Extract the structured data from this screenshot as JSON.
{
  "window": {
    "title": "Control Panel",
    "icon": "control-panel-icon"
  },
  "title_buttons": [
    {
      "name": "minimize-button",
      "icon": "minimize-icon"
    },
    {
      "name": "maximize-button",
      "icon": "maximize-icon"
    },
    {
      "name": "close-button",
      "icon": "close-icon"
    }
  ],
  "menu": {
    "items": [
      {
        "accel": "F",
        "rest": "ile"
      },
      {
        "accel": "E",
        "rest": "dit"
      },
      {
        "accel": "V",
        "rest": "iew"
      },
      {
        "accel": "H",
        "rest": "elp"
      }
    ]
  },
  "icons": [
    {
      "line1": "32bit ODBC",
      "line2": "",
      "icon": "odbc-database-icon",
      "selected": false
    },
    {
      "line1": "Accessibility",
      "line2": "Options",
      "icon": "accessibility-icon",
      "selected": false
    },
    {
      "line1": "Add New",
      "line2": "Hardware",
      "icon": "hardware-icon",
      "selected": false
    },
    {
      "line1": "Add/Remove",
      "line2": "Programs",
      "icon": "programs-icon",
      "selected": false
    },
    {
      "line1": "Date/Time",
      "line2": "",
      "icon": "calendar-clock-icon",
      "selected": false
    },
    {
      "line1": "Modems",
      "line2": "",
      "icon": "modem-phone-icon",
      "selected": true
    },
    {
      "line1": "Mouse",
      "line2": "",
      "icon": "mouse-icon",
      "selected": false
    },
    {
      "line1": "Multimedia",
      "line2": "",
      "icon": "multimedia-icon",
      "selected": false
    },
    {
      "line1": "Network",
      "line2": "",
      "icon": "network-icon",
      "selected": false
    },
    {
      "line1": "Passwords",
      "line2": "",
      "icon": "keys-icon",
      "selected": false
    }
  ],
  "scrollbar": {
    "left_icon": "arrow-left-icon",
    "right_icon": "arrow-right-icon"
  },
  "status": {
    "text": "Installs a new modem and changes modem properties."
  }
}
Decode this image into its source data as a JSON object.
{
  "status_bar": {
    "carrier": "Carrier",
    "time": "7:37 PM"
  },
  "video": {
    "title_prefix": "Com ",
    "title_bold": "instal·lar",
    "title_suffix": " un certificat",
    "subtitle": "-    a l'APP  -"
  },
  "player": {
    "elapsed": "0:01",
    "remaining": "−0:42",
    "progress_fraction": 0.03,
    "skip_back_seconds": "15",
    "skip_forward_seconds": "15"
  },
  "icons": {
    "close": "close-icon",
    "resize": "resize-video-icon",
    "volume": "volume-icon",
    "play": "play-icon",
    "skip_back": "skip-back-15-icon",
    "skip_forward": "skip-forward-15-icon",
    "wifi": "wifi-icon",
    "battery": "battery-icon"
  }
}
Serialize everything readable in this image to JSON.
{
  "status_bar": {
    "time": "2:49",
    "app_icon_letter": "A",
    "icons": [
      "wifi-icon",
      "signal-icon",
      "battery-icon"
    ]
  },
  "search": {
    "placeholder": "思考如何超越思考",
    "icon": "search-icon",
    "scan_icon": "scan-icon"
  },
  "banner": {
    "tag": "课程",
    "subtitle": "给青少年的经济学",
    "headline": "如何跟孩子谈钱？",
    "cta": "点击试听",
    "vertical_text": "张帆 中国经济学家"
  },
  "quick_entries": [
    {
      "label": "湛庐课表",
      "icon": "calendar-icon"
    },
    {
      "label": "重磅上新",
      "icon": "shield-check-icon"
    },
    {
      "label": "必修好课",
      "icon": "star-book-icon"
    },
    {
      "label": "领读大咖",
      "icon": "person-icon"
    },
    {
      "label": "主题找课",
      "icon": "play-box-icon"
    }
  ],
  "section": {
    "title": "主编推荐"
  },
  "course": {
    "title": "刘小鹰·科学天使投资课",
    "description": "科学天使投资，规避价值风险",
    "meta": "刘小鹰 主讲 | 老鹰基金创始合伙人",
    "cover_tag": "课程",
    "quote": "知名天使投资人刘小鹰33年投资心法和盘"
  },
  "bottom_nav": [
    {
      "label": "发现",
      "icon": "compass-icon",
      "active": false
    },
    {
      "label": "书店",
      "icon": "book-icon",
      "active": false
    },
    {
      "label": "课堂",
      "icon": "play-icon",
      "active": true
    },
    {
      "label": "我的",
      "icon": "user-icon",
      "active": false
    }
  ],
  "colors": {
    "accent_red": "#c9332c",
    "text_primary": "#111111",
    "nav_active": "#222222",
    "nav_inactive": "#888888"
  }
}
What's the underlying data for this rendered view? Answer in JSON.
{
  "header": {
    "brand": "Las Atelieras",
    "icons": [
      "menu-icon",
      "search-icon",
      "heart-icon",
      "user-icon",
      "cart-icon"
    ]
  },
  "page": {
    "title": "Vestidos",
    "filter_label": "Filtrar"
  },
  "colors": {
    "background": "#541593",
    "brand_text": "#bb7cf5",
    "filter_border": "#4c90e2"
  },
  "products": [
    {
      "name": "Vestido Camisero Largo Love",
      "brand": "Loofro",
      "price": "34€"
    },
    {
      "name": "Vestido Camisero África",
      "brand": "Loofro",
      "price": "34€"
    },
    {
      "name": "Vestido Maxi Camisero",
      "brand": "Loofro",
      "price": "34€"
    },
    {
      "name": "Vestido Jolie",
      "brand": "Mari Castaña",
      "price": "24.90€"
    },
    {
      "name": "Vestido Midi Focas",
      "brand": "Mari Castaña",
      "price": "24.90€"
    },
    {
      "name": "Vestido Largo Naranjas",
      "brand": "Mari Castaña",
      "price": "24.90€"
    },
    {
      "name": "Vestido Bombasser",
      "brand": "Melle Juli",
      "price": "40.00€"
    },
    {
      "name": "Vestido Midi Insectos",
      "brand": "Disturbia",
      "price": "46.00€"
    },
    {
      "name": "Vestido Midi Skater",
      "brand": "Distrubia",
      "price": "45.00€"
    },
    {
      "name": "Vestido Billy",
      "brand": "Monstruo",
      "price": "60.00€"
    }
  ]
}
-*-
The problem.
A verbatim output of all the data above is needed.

Answer section.
Extract the structured data from this screenshot as JSON.
{
  "window": {
    "title": "Control Panel",
    "icon": "control-panel-icon"
  },
  "title_buttons": [
    {
      "name": "minimize-button",
      "icon": "minimize-icon"
    },
    {
      "name": "maximize-button",
      "icon": "maximize-icon"
    },
    {
      "name": "close-button",
      "icon": "close-icon"
    }
  ],
  "menu": {
    "items": [
      {
        "accel": "F",
        "rest": "ile"
      },
      {
        "accel": "E",
        "rest": "dit"
      },
      {
        "accel": "V",
        "rest": "iew"
      },
      {
        "accel": "H",
        "rest": "elp"
      }
    ]
  },
  "icons": [
    {
      "line1": "32bit ODBC",
      "line2": "",
      "icon": "odbc-database-icon",
      "selected": false
    },
    {
      "line1": "Accessibility",
      "line2": "Options",
      "icon": "accessibility-icon",
      "selected": false
    },
    {
      "line1": "Add New",
      "line2": "Hardware",
      "icon": "hardware-icon",
      "selected": false
    },
    {
      "line1": "Add/Remove",
      "line2": "Programs",
      "icon": "programs-icon",
      "selected": false
    },
    {
      "line1": "Date/Time",
      "line2": "",
      "icon": "calendar-clock-icon",
      "selected": false
    },
    {
      "line1": "Modems",
      "line2": "",
      "icon": "modem-phone-icon",
      "selected": true
    },
    {
      "line1": "Mouse",
      "line2": "",
      "icon": "mouse-icon",
      "selected": false
    },
    {
      "line1": "Multimedia",
      "line2": "",
      "icon": "multimedia-icon",
      "selected": false
    },
    {
      "line1": "Network",
      "line2": "",
      "icon": "network-icon",
      "selected": false
    },
    {
      "line1": "Passwords",
      "line2": "",
      "icon": "keys-icon",
      "selected": false
    }
  ],
  "scrollbar": {
    "left_icon": "arrow-left-icon",
    "right_icon": "arrow-right-icon"
  },
  "status": {
    "text": "Installs a new modem and changes modem properties."
  }
}
Decode this image into its source data as a JSON object.
{
  "status_bar": {
    "carrier": "Carrier",
    "time": "7:37 PM"
  },
  "video": {
    "title_prefix": "Com ",
    "title_bold": "instal·lar",
    "title_suffix": " un certificat",
    "subtitle": "-    a l'APP  -"
  },
  "player": {
    "elapsed": "0:01",
    "remaining": "−0:42",
    "progress_fraction": 0.03,
    "skip_back_seconds": "15",
    "skip_forward_seconds": "15"
  },
  "icons": {
    "close": "close-icon",
    "resize": "resize-video-icon",
    "volume": "volume-icon",
    "play": "play-icon",
    "skip_back": "skip-back-15-icon",
    "skip_forward": "skip-forward-15-icon",
    "wifi": "wifi-icon",
    "battery": "battery-icon"
  }
}
Serialize everything readable in this image to JSON.
{
  "status_bar": {
    "time": "2:49",
    "app_icon_letter": "A",
    "icons": [
      "wifi-icon",
      "signal-icon",
      "battery-icon"
    ]
  },
  "search": {
    "placeholder": "思考如何超越思考",
    "icon": "search-icon",
    "scan_icon": "scan-icon"
  },
  "banner": {
    "tag": "课程",
    "subtitle": "给青少年的经济学",
    "headline": "如何跟孩子谈钱？",
    "cta": "点击试听",
    "vertical_text": "张帆 中国经济学家"
  },
  "quick_entries": [
    {
      "label": "湛庐课表",
      "icon": "calendar-icon"
    },
    {
      "label": "重磅上新",
      "icon": "shield-check-icon"
    },
    {
      "label": "必修好课",
      "icon": "star-book-icon"
    },
    {
      "label": "领读大咖",
      "icon": "person-icon"
    },
    {
      "label": "主题找课",
      "icon": "play-box-icon"
    }
  ],
  "section": {
    "title": "主编推荐"
  },
  "course": {
    "title": "刘小鹰·科学天使投资课",
    "description": "科学天使投资，规避价值风险",
    "meta": "刘小鹰 主讲 | 老鹰基金创始合伙人",
    "cover_tag": "课程",
    "quote": "知名天使投资人刘小鹰33年投资心法和盘"
  },
  "bottom_nav": [
    {
      "label": "发现",
      "icon": "compass-icon",
      "active": false
    },
    {
      "label": "书店",
      "icon": "book-icon",
      "active": false
    },
    {
      "label": "课堂",
      "icon": "play-icon",
      "active": true
    },
    {
      "label": "我的",
      "icon": "user-icon",
      "active": false
    }
  ],
  "colors": {
    "accent_red": "#c9332c",
    "text_primary": "#111111",
    "nav_active": "#222222",
    "nav_inactive": "#888888"
  }
}
What's the underlying data for this rendered view? Answer in JSON.
{
  "header": {
    "brand": "Las Atelieras",
    "icons": [
      "menu-icon",
      "search-icon",
      "heart-icon",
      "user-icon",
      "cart-icon"
    ]
  },
  "page": {
    "title": "Vestidos",
    "filter_label": "Filtrar"
  },
  "colors": {
    "background": "#541593",
    "brand_text": "#bb7cf5",
    "filter_border": "#4c90e2"
  },
  "products": [
    {
      "name": "Vestido Camisero Largo Love",
      "brand": "Loofro",
      "price": "34€"
    },
    {
      "name": "Vestido Camisero África",
      "brand": "Loofro",
      "price": "34€"
    },
    {
      "name": "Vestido Maxi Camisero",
      "brand": "Loofro",
      "price": "34€"
    },
    {
      "name": "Vestido Jolie",
      "brand": "Mari Castaña",
      "price": "24.90€"
    },
    {
      "name": "Vestido Midi Focas",
      "brand": "Mari Castaña",
      "price": "24.90€"
    },
    {
      "name": "Vestido Largo Naranjas",
      "brand": "Mari Castaña",
      "price": "24.90€"
    },
    {
      "name": "Vestido Bombasser",
      "brand": "Melle Juli",
      "price": "40.00€"
    },
    {
      "name": "Vestido Midi Insectos",
      "brand": "Disturbia",
      "price": "46.00€"
    },
    {
      "name": "Vestido Midi Skater",
      "brand": "Distrubia",
      "price": "45.00€"
    },
    {
      "name": "Vestido Billy",
      "brand": "Monstruo",
      "price": "60.00€"
    }
  ]
}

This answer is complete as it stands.